Actions express priorities
The author is an editorial writer at the JoongAng Ilbo.
I noticed one picture. After North Korea launched two ballistic missiles six days and then two days before Japan decided to exclude Korea from the so-called white list, President Moon Jae-in’s visit to Jeo Island in South Gyeongsang on July 30 was covering the front pages of major newspapers on July 31. Photos from the visit were also posted on the Blue House website. Only three days ago, the Blue House announced that President Moon cancelled his summer vacation because of the ongoing Japan issue.
But despite the announcement, photos of President Moon making an unofficial visit to Jeju Island during the previous weekend for personal reasons spread on social media, and after cancelling his vacation, President Moon visited Jeo Island with South Gyeongsang Gov. Kim Gyeong-su. The photos in the newspapers for two consecutive days didn’t reflect a sense of crisis.
It would be nice if reality resembled the photos, but that is not the case. With the U.S.-China trade conflict and Japan’s provocation, IT and semiconductor industries are in a slump, and many people are reminded of the nightmare from the late Joseon period when the Russian military jet violated the territorial airspace, and dozens of Korean, Japanese, Chinese and Russian fighters flew over Dokdo islets.
During this administration, small businesses have struggled, actual youth unemployment is higher than ever, and now the Korea Employment Information Service predicts that jobs in 10 industries, including major manufacturing, could decrease by the largest margin ever in the second half of the year.
Aside from the two photos, I find it hard to detect the crisis from the public schedule of the president. After cancelling his vacation to respond to the crisis, President Moon did not preside over the emergency National Security Council (NSC) meeting on July 31 regarding North Korea’s missile launch despite pressure from the opposition party. The president cannot and should not be involved in every single issue, but some people find the latest moves odd because the president’s public schedule sends a political message.
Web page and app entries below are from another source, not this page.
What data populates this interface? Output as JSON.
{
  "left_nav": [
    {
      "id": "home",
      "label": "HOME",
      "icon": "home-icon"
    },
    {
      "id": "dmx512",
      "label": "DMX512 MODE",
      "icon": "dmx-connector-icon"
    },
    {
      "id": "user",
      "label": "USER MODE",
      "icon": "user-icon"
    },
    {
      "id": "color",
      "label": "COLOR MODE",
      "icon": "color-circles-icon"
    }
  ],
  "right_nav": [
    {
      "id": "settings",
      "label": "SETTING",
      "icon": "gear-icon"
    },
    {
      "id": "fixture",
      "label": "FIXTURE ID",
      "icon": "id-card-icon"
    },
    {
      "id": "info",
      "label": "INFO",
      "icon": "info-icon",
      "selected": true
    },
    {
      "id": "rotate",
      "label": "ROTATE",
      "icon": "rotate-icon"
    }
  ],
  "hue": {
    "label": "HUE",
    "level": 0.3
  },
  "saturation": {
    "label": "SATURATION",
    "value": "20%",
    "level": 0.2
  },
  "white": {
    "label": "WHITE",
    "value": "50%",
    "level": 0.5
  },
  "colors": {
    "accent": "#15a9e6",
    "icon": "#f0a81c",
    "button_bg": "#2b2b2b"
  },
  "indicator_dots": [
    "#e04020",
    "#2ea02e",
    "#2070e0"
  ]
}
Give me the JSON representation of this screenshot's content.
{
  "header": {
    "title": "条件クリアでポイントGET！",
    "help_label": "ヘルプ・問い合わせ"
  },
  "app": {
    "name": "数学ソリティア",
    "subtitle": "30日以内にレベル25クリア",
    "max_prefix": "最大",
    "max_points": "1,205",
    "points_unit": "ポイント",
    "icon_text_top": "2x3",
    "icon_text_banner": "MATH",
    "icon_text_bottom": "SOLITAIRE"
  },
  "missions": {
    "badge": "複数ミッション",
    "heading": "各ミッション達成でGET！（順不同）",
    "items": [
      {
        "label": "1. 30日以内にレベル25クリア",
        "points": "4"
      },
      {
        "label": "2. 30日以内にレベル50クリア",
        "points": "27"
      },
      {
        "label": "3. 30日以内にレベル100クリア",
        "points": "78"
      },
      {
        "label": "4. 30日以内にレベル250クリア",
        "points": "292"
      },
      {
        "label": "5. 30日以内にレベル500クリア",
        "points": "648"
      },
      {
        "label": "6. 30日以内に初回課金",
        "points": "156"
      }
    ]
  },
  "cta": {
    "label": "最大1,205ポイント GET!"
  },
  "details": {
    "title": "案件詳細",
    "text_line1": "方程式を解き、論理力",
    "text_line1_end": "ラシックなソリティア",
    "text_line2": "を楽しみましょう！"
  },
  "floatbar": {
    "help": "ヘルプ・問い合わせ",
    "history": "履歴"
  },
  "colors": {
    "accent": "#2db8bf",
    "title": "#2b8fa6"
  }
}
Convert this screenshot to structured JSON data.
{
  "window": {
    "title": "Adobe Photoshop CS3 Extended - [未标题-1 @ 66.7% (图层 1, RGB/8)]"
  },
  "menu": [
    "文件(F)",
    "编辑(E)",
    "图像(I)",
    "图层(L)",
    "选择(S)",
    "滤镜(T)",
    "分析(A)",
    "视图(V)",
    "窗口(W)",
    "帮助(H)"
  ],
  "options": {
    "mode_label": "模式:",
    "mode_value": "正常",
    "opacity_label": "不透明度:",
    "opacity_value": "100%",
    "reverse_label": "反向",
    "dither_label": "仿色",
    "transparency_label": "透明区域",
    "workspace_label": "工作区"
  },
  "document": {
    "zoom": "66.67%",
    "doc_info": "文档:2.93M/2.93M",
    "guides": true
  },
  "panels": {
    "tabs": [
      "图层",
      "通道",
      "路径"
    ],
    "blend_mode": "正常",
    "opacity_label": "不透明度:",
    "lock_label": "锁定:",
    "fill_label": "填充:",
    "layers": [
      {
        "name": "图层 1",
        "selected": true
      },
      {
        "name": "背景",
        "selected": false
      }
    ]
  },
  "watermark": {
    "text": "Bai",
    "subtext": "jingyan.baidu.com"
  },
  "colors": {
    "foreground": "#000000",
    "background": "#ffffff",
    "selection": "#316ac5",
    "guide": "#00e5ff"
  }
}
It’s been like that since Japan’s announcement of a core material export ban turned the country upside down on July 1. The public events and remarks by the president with Blue House correspondents haven’t reflected how the people are feeling. As I wondered whether we have any weapon or plan, the cabinet meeting on July 2 evaluated the North Korea-U.S. meeting at Panmunjom as a “declaration of ending the hostile relationship” and remained silent on the Japan issue.
On the same day, the president attended a conference about the outcomes of health care coverage enhancement. On July 5, he visited a social economy expo and observed children’s art class.
On July 8, he said that Korea cannot help but respond if Korean companies suffer damage. But the very next day, the president hosted a self-praising fair economy outcome report meeting.
On July 10, the heads of the nation’s top 30 companies were called to the Blue House in response to a prolonged war, but realistic strategies were hard to find. On July 12, the president visited the South Jeolla Provincial Office and talked about Admiral Yi Sun-shin defending the country with 12 ships.
Following the remark, then-Blue House Secretary for Civil Affairs Cho Kuk advocated for raising bamboo spears against the Japanese and called critical media, “Native Japanese invaders selling out the country and benefitting the enemy,” advocating for anti-Japanese sentiment by defining them as “the new Japanese collaborators.”
There have been some remarks about Japan during secretarial and aide meetings, but the president personally appeared at the Geobukseon restaurant in Busan, the name of which is derived from the Korean word for turtle ship, where signs of the alienation of public sentiment were evident before the general election.
Some found the luncheon meeting with the Minjoo Party floor leaders on July 23 uncomfortable. The Blue House and key ruling party members got together and shared jokes, like “I was jealous as my wife told me to tell the president she loved him,” without realizing how Korean citizens feel during the ongoing national crisis.
That’s why many people believe the Blue House and the ruling party are only focused on the general election, and that was before a report by the Institute for Democracy — the Democratic Party think tank led by Yang Jeong-cheol, who had been called the mind of President Moon — said that the Korea-Japan discord would help the party in the general election.
JoongAng Ilbo, Aug. 2, Page 24